=== Task details ===
Where "Компания" occurs in a line of the entries below, copy that line.

=== Data to use ===
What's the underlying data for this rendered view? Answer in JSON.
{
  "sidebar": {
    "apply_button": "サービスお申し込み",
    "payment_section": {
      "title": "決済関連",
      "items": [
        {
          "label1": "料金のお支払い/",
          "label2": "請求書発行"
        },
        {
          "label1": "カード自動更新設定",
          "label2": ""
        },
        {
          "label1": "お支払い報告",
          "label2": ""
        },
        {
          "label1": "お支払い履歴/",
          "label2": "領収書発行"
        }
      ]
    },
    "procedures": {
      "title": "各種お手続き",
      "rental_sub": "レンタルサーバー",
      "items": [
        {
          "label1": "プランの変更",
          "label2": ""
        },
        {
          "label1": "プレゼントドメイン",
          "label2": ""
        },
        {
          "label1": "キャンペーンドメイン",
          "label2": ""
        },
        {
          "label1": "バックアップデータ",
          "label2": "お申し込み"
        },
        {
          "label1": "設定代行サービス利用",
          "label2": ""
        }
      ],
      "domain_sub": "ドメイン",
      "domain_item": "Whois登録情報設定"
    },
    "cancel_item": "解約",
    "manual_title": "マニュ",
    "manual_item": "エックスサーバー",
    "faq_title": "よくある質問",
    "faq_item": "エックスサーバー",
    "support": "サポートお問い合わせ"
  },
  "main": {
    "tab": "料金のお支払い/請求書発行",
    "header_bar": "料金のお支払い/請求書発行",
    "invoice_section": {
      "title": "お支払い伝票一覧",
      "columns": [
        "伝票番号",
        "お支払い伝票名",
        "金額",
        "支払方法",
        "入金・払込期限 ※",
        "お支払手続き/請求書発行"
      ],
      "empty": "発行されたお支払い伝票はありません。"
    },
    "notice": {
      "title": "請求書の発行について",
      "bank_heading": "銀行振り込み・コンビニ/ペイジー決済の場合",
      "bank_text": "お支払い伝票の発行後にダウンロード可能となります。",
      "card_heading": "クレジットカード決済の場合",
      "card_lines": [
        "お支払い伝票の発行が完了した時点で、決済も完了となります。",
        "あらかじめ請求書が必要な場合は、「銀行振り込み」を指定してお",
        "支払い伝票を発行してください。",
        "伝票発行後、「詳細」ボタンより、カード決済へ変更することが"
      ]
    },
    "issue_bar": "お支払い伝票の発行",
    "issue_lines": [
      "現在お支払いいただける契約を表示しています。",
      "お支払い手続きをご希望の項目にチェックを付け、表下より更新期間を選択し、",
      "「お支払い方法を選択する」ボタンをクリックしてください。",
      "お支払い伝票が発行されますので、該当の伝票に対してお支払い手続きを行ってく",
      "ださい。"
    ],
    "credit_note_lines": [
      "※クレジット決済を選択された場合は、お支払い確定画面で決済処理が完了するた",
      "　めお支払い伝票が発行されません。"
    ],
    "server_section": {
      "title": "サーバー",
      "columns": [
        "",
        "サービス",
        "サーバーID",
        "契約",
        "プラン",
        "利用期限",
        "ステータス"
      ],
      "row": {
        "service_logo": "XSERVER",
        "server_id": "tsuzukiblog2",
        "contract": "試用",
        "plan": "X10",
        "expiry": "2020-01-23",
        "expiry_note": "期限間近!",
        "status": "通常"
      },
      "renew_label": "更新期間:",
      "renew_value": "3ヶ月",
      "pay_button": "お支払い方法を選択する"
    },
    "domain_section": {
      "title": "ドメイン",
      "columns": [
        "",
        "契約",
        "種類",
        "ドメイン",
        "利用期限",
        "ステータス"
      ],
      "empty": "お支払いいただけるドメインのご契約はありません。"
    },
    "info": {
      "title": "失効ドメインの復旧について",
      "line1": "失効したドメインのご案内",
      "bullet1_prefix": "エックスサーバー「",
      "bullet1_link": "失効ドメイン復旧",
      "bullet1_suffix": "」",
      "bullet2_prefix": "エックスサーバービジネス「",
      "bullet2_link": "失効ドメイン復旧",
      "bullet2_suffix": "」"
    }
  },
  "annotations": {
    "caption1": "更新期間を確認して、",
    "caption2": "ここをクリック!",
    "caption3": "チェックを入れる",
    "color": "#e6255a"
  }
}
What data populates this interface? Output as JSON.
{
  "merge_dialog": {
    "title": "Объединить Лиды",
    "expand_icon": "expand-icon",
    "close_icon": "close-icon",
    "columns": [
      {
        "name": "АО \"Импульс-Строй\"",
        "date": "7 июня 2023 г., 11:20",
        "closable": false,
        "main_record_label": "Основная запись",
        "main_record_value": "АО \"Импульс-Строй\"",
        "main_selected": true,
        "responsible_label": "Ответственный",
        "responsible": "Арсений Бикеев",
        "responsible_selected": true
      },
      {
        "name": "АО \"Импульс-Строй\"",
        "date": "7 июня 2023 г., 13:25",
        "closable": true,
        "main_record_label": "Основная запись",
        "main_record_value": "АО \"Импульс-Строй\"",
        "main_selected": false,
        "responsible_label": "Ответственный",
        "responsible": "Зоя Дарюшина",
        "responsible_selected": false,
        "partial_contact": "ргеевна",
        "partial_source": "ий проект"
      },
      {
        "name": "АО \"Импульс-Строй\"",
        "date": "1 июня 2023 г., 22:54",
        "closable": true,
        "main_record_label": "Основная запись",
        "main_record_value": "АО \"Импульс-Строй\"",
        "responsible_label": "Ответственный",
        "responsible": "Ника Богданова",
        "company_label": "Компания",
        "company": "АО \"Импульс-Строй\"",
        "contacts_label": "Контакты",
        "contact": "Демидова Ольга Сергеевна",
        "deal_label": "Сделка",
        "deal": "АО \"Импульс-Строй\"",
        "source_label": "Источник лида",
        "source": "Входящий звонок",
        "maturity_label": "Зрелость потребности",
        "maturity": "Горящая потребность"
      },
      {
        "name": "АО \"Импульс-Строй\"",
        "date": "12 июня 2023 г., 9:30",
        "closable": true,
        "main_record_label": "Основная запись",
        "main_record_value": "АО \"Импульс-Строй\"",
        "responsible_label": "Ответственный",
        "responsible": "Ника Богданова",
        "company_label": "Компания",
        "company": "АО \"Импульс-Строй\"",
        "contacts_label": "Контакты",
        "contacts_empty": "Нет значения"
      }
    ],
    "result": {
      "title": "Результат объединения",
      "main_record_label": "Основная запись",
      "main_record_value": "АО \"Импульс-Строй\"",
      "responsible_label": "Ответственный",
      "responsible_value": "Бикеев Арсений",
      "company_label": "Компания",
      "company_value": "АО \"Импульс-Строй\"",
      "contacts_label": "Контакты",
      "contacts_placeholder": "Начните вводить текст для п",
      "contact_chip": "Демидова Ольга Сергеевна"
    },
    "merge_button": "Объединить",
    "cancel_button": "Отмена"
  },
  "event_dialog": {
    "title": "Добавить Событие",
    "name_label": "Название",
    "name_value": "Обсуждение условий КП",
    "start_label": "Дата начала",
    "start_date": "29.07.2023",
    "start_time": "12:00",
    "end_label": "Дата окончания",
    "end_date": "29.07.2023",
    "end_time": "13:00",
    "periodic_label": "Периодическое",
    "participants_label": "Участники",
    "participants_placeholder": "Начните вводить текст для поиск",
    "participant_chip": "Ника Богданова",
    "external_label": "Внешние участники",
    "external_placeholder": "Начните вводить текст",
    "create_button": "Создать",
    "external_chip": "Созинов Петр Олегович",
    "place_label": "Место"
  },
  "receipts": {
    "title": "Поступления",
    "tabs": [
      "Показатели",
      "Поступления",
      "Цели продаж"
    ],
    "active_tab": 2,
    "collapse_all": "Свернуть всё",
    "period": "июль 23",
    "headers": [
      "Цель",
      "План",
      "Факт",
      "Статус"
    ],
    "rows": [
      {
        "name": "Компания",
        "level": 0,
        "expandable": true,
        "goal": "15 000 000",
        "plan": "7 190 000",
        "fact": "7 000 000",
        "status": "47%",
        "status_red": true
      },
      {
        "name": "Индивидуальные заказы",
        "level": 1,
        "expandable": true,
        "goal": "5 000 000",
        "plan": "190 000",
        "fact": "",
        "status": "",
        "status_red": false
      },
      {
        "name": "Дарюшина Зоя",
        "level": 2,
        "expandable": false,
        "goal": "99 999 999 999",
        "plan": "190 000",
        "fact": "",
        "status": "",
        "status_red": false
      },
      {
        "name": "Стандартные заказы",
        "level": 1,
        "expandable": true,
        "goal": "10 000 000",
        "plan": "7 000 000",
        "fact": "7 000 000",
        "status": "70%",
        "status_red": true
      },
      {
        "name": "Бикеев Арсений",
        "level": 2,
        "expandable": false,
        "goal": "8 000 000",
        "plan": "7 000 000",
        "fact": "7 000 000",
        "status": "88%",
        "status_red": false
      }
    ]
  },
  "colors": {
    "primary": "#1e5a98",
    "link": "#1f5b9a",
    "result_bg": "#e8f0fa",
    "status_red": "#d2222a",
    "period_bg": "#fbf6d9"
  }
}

=== Reply to the exercise ===
        "company_label": "Компания",
        "company_label": "Компания",
      "company_label": "Компания",
        "name": "Компания",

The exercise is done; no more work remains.